By Johan Galtung*, 29 Sep 2014 – TRANSCEND Media Service – “Trees won’t save the planet” is the title of an article in INYT (21-22 Sep 2014) by Nadine Unger, professor of atmospheric chemistry at Yale University. Her thesis: The conventional wisdom–that planting trees serves carbon capture–is wrong; it is all much more complex.
Photosynthesis is only one factor. Another factor for global warming is how much of the solar energy is absorbed by the earth’s surface and how much is reflected. Trees, being dark, absorb; the net balance may be chilling in the tropics and warming elsewhere.
But there is more to it. Trees emit VOCs, “volatile organic compounds”, for their own protection. Mixing with pollution from cars and industry “an even more harmful cocktail of airborne toxic chemicals is created”, producing methane and ozone. Research at Yale seems to indicate that this affects global climate on a scale similar to surface color and carbon storage capacity.”
Trees and soil also breathe oxygen and release CO2. The Amazon forest produces oxygen during the day and reabsorbs at night; a closed system. Moreover, eventually trees die or burn and “the carbons finds its way back into the atmosphere”.
Less Chemicls, More Agro-ecology, Climate-smart Agriculture, Bio-technology and GMO to Feed Nine Billion People
Rome — In order to move towards more sustainable agriculture, a broader approach is needed to overhaul the world’s food system, the head of the United Nations Food and Agriculture Organization (FAO) on 29 September 2014 said, as he pressed for a global reduction in the quantity of chemicals and water in contemporary agriculture.
“We cannot rely on an input-intensive model to increase production,” Graziano da Silva declared. “The solutions of the past have shown their limits.”
Pointing to options such as agro-ecology, climate-smart agriculture, biotechnology and the use of genetically modified organisms, the Director-General emphasized that global food production would need to grow by 60 per cent by 2050 in order to meet the expected demand from an anticipated world population of nine billion.
In the state of New South Wales, an independent corruption inquiry has revealed questionable dealings between the founder of the Australian coal mining giant Whitehaven Coal, the owner of the Maules Creek mine and the state government.
The sheer volume of political figures involved in a trail of political donations resulted in Australia’s national broadcaster, the ABC, publishing its own infographic.
The federal senator for the Greens Party in Australia has called for a national commission against corruption, citing as a case study that the approval process for Whitehaven Mine at Maules Creek was corrupt from the beginning.
International tourist arrivals grew by 4.6% in the first half of 2014 according to the latest UNWTO World Tourism Barometer. Destinations worldwide received some 517 million international tourists between January and June 2014, 22 million more than in the same period of 2013, the UN World Tourism Organization (WTO) reported ahead of the celebration of the World Tourism Day on 27 September 2014.
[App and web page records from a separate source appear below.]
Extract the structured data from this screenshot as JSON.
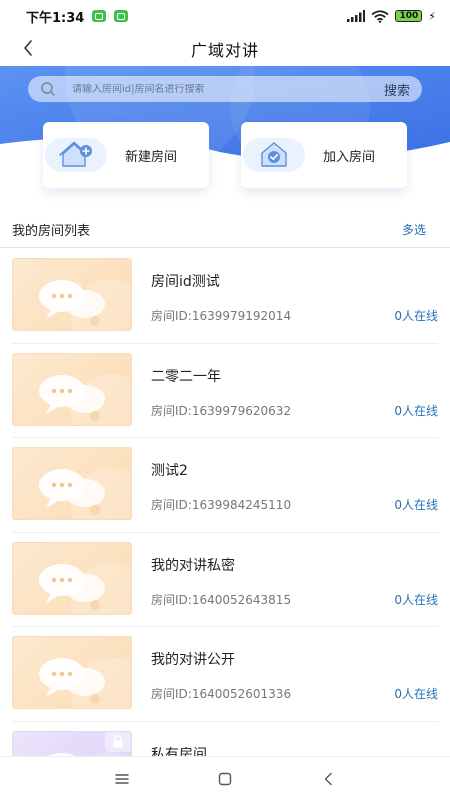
{
  "status_bar": {
    "time": "下午1:34",
    "battery": "100"
  },
  "header": {
    "title": "广域对讲"
  },
  "search": {
    "placeholder": "请输入房间id|房间名进行搜索",
    "button_label": "搜索"
  },
  "actions": {
    "create_label": "新建房间",
    "join_label": "加入房间"
  },
  "list_header": {
    "title": "我的房间列表",
    "multi_select_label": "多选"
  },
  "rooms": [
    {
      "name": "房间id测试",
      "id_text": "房间ID:1639979192014",
      "online": "0人在线",
      "thumb": "orange",
      "locked": false
    },
    {
      "name": "二零二一年",
      "id_text": "房间ID:1639979620632",
      "online": "0人在线",
      "thumb": "orange",
      "locked": false
    },
    {
      "name": "测试2",
      "id_text": "房间ID:1639984245110",
      "online": "0人在线",
      "thumb": "orange",
      "locked": false
    },
    {
      "name": "我的对讲私密",
      "id_text": "房间ID:1640052643815",
      "online": "0人在线",
      "thumb": "orange",
      "locked": false
    },
    {
      "name": "我的对讲公开",
      "id_text": "房间ID:1640052601336",
      "online": "0人在线",
      "thumb": "orange",
      "locked": false
    },
    {
      "name": "私有房间",
      "id_text": "",
      "online": "",
      "thumb": "purple",
      "locked": true
    }
  ],
  "colors": {
    "accent": "#2a6fba",
    "banner_start": "#5a8ff0",
    "banner_end": "#3d72e6"
  },
  "icons": {
    "back": "chevron-left-icon",
    "search": "search-icon",
    "create": "home-add-icon",
    "join": "home-check-icon",
    "thumb": "chat-bubbles-icon",
    "lock": "lock-icon",
    "nav_menu": "menu-icon",
    "nav_home": "square-icon",
    "nav_back": "back-arrow-icon"
  }
}
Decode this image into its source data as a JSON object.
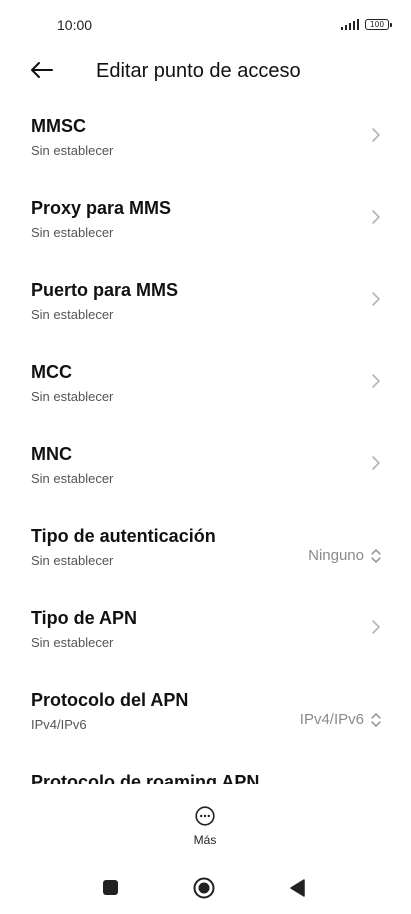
{
  "status_bar": {
    "time": "10:00",
    "battery": "100"
  },
  "header": {
    "title": "Editar punto de acceso",
    "back_icon": "back-arrow-icon"
  },
  "rows": [
    {
      "title": "MMSC",
      "subtitle": "Sin establecer",
      "control": "chevron"
    },
    {
      "title": "Proxy para MMS",
      "subtitle": "Sin establecer",
      "control": "chevron"
    },
    {
      "title": "Puerto para MMS",
      "subtitle": "Sin establecer",
      "control": "chevron"
    },
    {
      "title": "MCC",
      "subtitle": "Sin establecer",
      "control": "chevron"
    },
    {
      "title": "MNC",
      "subtitle": "Sin establecer",
      "control": "chevron"
    },
    {
      "title": "Tipo de autenticación",
      "subtitle": "Sin establecer",
      "value": "Ninguno",
      "control": "dropdown"
    },
    {
      "title": "Tipo de APN",
      "subtitle": "Sin establecer",
      "control": "chevron"
    },
    {
      "title": "Protocolo del APN",
      "subtitle": "IPv4/IPv6",
      "value": "IPv4/IPv6",
      "control": "dropdown"
    },
    {
      "title": "Protocolo de roaming APN",
      "subtitle": "",
      "control": "dropdown"
    }
  ],
  "more": {
    "label": "Más",
    "icon": "more-dots-icon"
  },
  "nav": {
    "recents_icon": "square-icon",
    "home_icon": "circle-icon",
    "back_icon": "triangle-back-icon"
  },
  "colors": {
    "text": "#111111",
    "subtext": "#555555",
    "value": "#8a8a8a",
    "chevron": "#b5b5b5"
  }
}
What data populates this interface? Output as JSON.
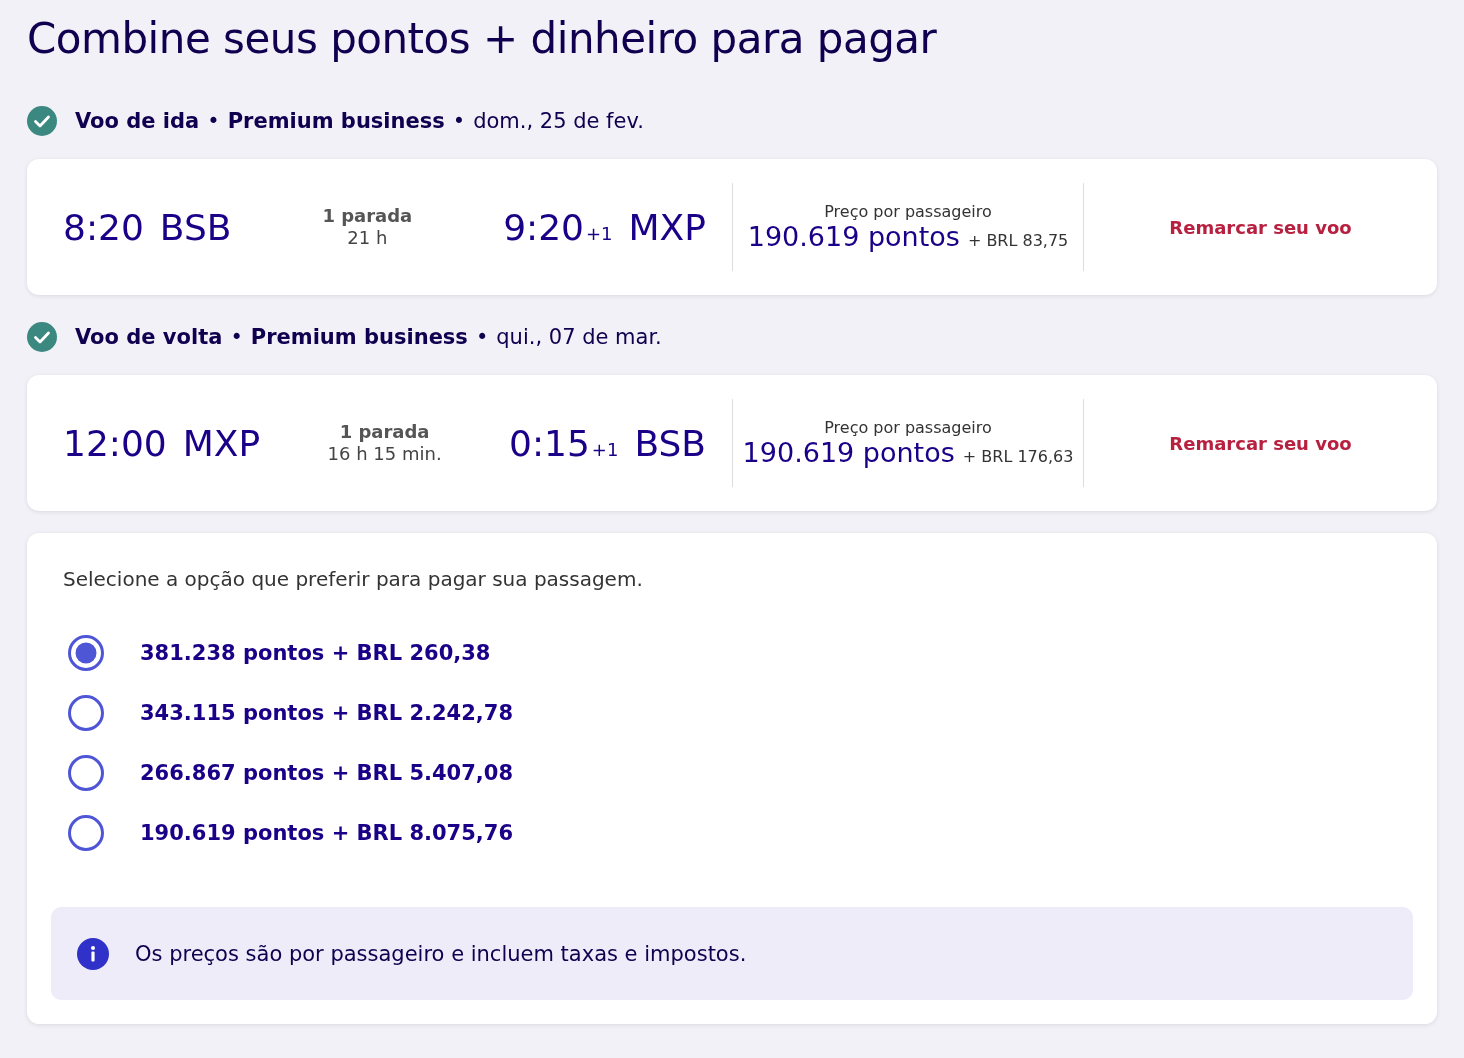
{
  "title": "Combine seus pontos + dinheiro para pagar",
  "flights": [
    {
      "heading": {
        "confirmed": true,
        "direction": "Voo de ida",
        "separator_1": "•",
        "cabin": "Premium business",
        "separator_2": "•",
        "date": "dom., 25 de fev."
      },
      "departure": {
        "time": "8:20",
        "airport": "BSB"
      },
      "stops": "1 parada",
      "duration": "21 h",
      "arrival": {
        "time": "9:20",
        "day_offset": "+1",
        "airport": "MXP"
      },
      "price_label": "Preço por passageiro",
      "points": "190.619 pontos",
      "cash": "+ BRL 83,75",
      "action": "Remarcar seu voo"
    },
    {
      "heading": {
        "confirmed": true,
        "direction": "Voo de volta",
        "separator_1": "•",
        "cabin": "Premium business",
        "separator_2": "•",
        "date": "qui., 07 de mar."
      },
      "departure": {
        "time": "12:00",
        "airport": "MXP"
      },
      "stops": "1 parada",
      "duration": "16 h 15 min.",
      "arrival": {
        "time": "0:15",
        "day_offset": "+1",
        "airport": "BSB"
      },
      "price_label": "Preço por passageiro",
      "points": "190.619 pontos",
      "cash": "+ BRL 176,63",
      "action": "Remarcar seu voo"
    }
  ],
  "payment": {
    "prompt": "Selecione a opção que preferir para pagar sua passagem.",
    "options": [
      {
        "label": "381.238 pontos + BRL 260,38",
        "selected": true
      },
      {
        "label": "343.115 pontos + BRL 2.242,78",
        "selected": false
      },
      {
        "label": "266.867 pontos + BRL 5.407,08",
        "selected": false
      },
      {
        "label": "190.619 pontos + BRL 8.075,76",
        "selected": false
      }
    ],
    "note": "Os preços são por passageiro e incluem taxas e impostos."
  }
}
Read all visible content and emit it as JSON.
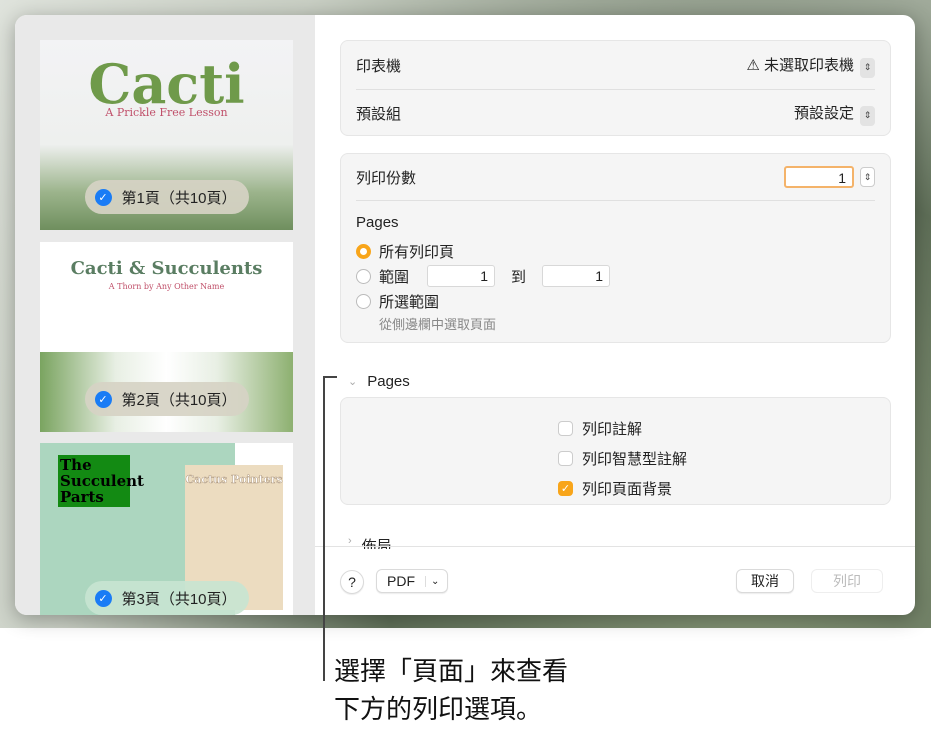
{
  "sidebar": {
    "pages": [
      {
        "title": "Cacti",
        "subtitle": "A Prickle Free Lesson",
        "badge": "第1頁（共10頁）"
      },
      {
        "title": "Cacti & Succulents",
        "subtitle": "A Thorn by Any Other Name",
        "badge": "第2頁（共10頁）"
      },
      {
        "title": "The Succulent Parts",
        "subtitle": "Cactus Pointers",
        "badge": "第3頁（共10頁）"
      }
    ]
  },
  "printer": {
    "label": "印表機",
    "value": "未選取印表機"
  },
  "presets": {
    "label": "預設組",
    "value": "預設設定"
  },
  "copies": {
    "label": "列印份數",
    "value": "1"
  },
  "pages": {
    "label": "Pages",
    "all": "所有列印頁",
    "range": "範圍",
    "from": "1",
    "to_label": "到",
    "to": "1",
    "selection": "所選範圍",
    "selection_hint": "從側邊欄中選取頁面"
  },
  "pages_section": {
    "label": "Pages",
    "options": [
      {
        "label": "列印註解",
        "checked": false
      },
      {
        "label": "列印智慧型註解",
        "checked": false
      },
      {
        "label": "列印頁面背景",
        "checked": true
      }
    ]
  },
  "layout_section": {
    "label": "佈局"
  },
  "footer": {
    "help": "?",
    "pdf": "PDF",
    "cancel": "取消",
    "print": "列印"
  },
  "callout": {
    "line1": "選擇「頁面」來查看",
    "line2": "下方的列印選項。"
  },
  "colors": {
    "accent": "#f8a51a",
    "check_blue": "#1a7cf5"
  }
}
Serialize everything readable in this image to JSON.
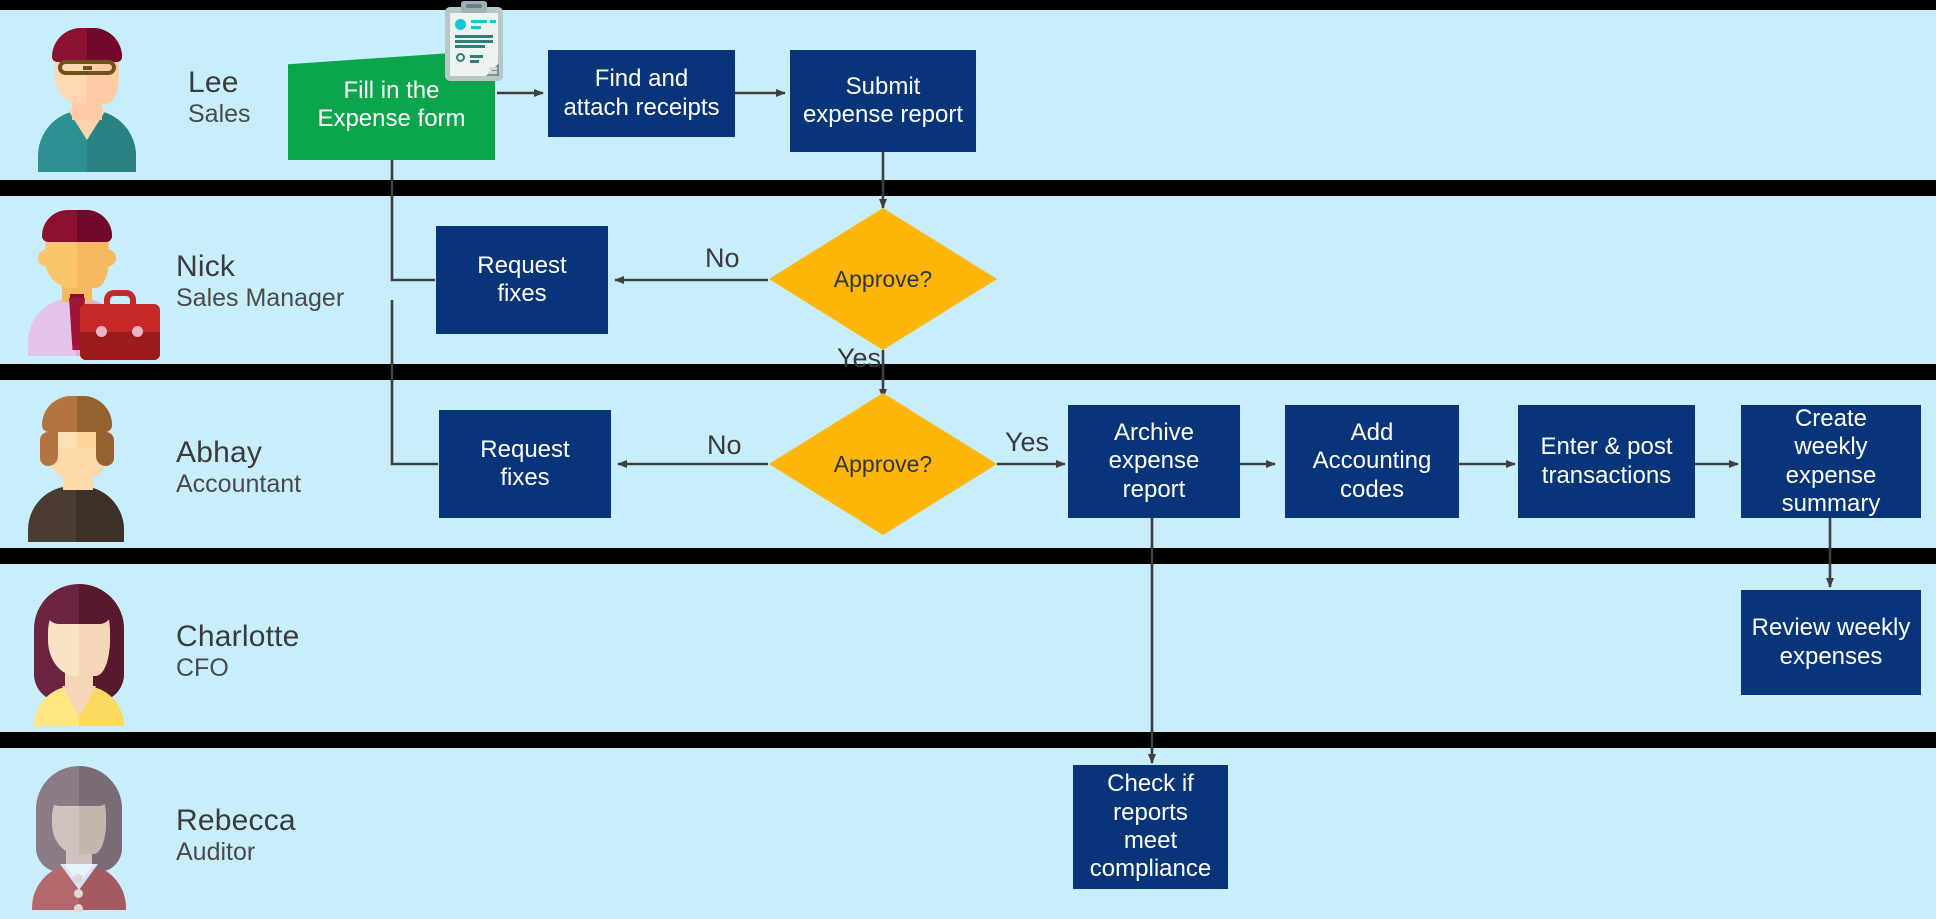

Growth was strongest in the Americas (+6%) followed by Asia and the Pacific and Europe (both at +5%). By subregion, South Asia and Northern Europe (both +8%) were the best performers, together with North-East Asia and Southern Mediterranean Europe (both +7%).*